Five ways retailers trick you into spending more.
Everyone is looking for the best price – especially retailers. They know consumers are becoming more switched on when it comes to identifying shopping tricks, so they’re creating more sophisticated ways of influencing you to spend your hard-earned cash.
Become a savvy shopper by learning the tactics retailers use to make you spend more – and then outsmart them at their own game.
1. Background music
Researchers have found that certain types of background music can positively influence sales. Classical music has been found to make shoppers spend more because it is subconsciously associated with affluence. Music also turns shopping into a pleasurable experience, and you’re more likely to linger in a shop if you enjoy the music, giving you more time to browse.
2. Product placement
Shopper proximity to the product is a major sales tactic. Putting a $200 bottle of perfume at eye level with a tester card allows the customer to enjoy the product for free before they purchase it. The same principle is applied with free supermarket samples. One tip is to look below eye level. Less expensive products are usually kept on lower shelves. This trick is also used with children, who often grab toys and ask their parents to buy them.
Shops typically use colourful price tags to give customers the perception of a bargain. Tags are laid over the original price to make the product stand out. The fact is, much of the time the new price is the same as the original price or only a few cents less. So it pays to check before you buy.
Other ways shops use pricing to lure in shoppers is by the numbers themselves. Retailers know that $9.99 looks more appealing than $10.00. By focusing on the dollar amount and ignoring the cents, it becomes easier to spend money on the belief of getting a bargain. It’s called the ‘left-digit effect.’
4. Sale items

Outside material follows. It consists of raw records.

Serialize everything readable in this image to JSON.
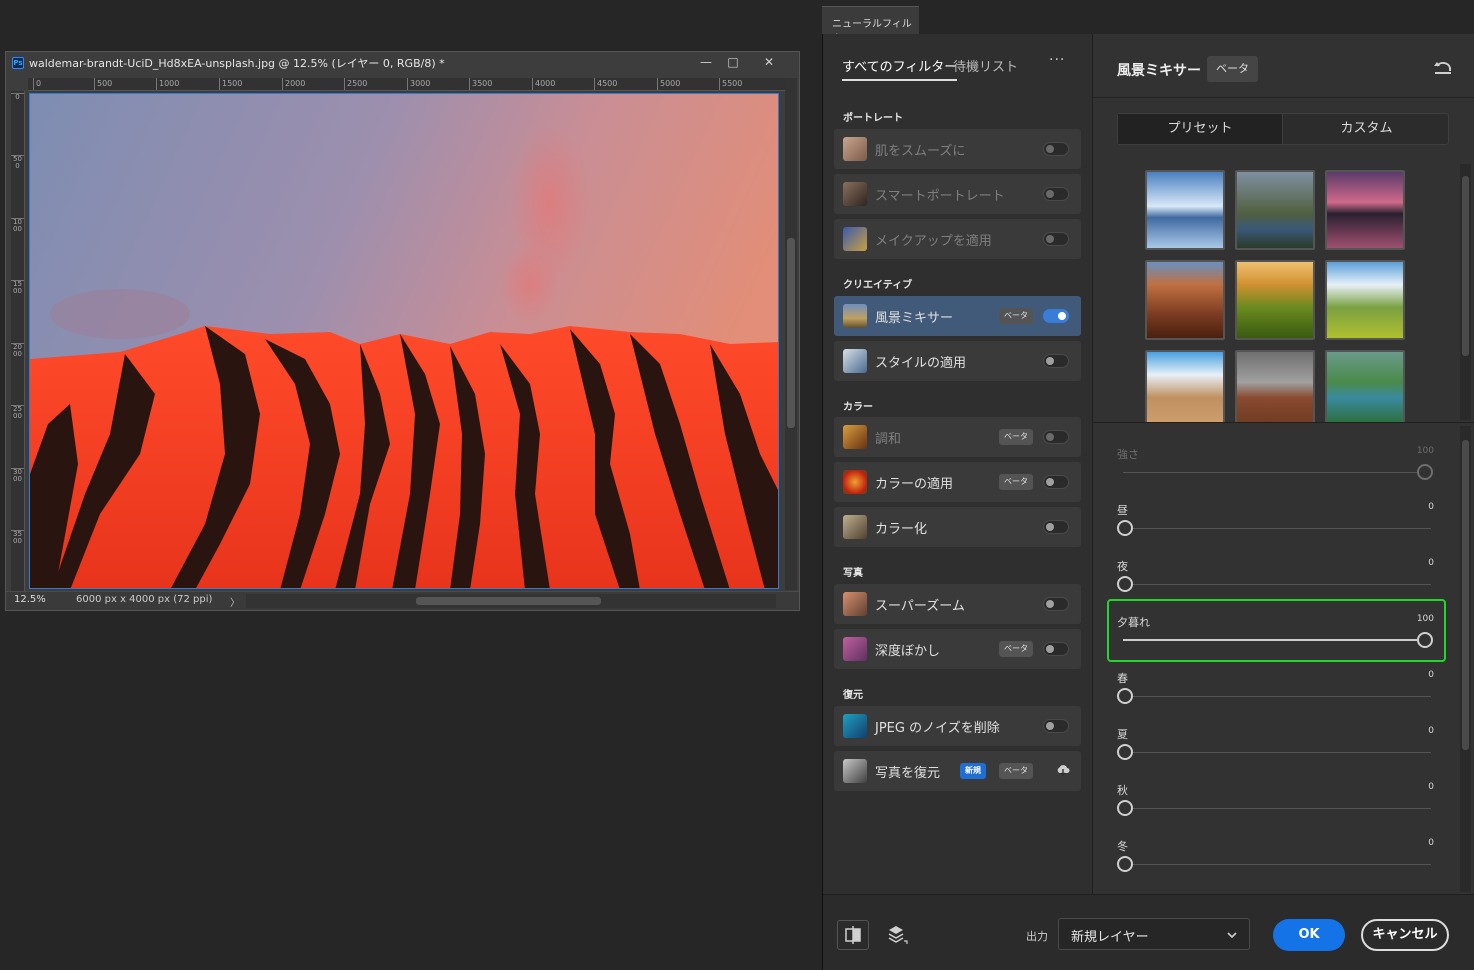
{
  "document": {
    "title": "waldemar-brandt-UciD_Hd8xEA-unsplash.jpg @ 12.5% (レイヤー 0, RGB/8) *",
    "ps_badge": "Ps",
    "window_buttons": {
      "minimize": "—",
      "restore": "□",
      "close": "✕"
    },
    "ruler_h": [
      "0",
      "500",
      "1000",
      "1500",
      "2000",
      "2500",
      "3000",
      "3500",
      "4000",
      "4500",
      "5000",
      "5500"
    ],
    "ruler_v": [
      "0",
      "500",
      "1000",
      "1500",
      "2000",
      "2500",
      "3000",
      "3500"
    ],
    "zoom": "12.5%",
    "dimensions": "6000 px x 4000 px (72 ppi)",
    "status_arrow": "〉"
  },
  "neural_filters": {
    "tab_label": "ニューラルフィルター",
    "tabs": {
      "all": "すべてのフィルター",
      "waitlist": "待機リスト"
    },
    "more": "···",
    "categories": {
      "portrait": "ポートレート",
      "creative": "クリエイティブ",
      "color": "カラー",
      "photo": "写真",
      "restore": "復元"
    },
    "filters": {
      "smooth_skin": {
        "name": "肌をスムーズに"
      },
      "smart_portrait": {
        "name": "スマートポートレート"
      },
      "makeup": {
        "name": "メイクアップを適用"
      },
      "landscape_mixer": {
        "name": "風景ミキサー",
        "badge": "ベータ"
      },
      "style_transfer": {
        "name": "スタイルの適用"
      },
      "harmonize": {
        "name": "調和",
        "badge": "ベータ"
      },
      "color_transfer": {
        "name": "カラーの適用",
        "badge": "ベータ"
      },
      "colorize": {
        "name": "カラー化"
      },
      "super_zoom": {
        "name": "スーパーズーム"
      },
      "depth_blur": {
        "name": "深度ぼかし",
        "badge": "ベータ"
      },
      "jpeg_artifacts": {
        "name": "JPEG のノイズを削除"
      },
      "photo_restore": {
        "name": "写真を復元",
        "badge_new": "新規",
        "badge": "ベータ"
      }
    },
    "detail": {
      "title": "風景ミキサー",
      "badge": "ベータ",
      "segments": {
        "preset": "プリセット",
        "custom": "カスタム"
      },
      "sliders": [
        {
          "label": "強さ",
          "value": "100"
        },
        {
          "label": "昼",
          "value": "0"
        },
        {
          "label": "夜",
          "value": "0"
        },
        {
          "label": "夕暮れ",
          "value": "100"
        },
        {
          "label": "春",
          "value": "0"
        },
        {
          "label": "夏",
          "value": "0"
        },
        {
          "label": "秋",
          "value": "0"
        },
        {
          "label": "冬",
          "value": "0"
        }
      ]
    },
    "footer": {
      "output_label": "出力",
      "output_value": "新規レイヤー",
      "ok": "OK",
      "cancel": "キャンセル"
    }
  },
  "colors": {
    "accent": "#1473e6",
    "highlight": "#24d62c",
    "active_row": "#415a7a"
  }
}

While bargain bins can offer useful products at great discounts, it’s worth knowing that retailers use this tactic to encourage you buy more than just that one item. In retail language, it is called the ‘open-the-wallet effect’. It’s an easy trap into which to fall. A shopper, who commits to buying a $2 mug, could be tempted to keep looking in the bins. Since they are already spending money in the shop, they might as well see what other products are on offer.
5. A place to rest
Shopping is a tiring experience – and retailers know this. Kindly, many of them provide seating inside the shop, often nearby the change room. These rest areas are places where customers can unload and have some thinking space – perhaps consider whether to buy that cardigan. Be wary of these rest areas, as they are often placed next to deliberately placed displays of products.
Another way that retailers take full advantage of shopper ‘down time’ is through the introduction of a café. Think IKEA and Costco – both these shops have eateries as part of their businesses. Not only can they make a little extra cash from shoppers, but they also provide them with somewhere to refresh themselves onsite, so they can continue shopping.
Of which other retail tricks are you aware? Why not share them so we can all become even better savvy shoppers?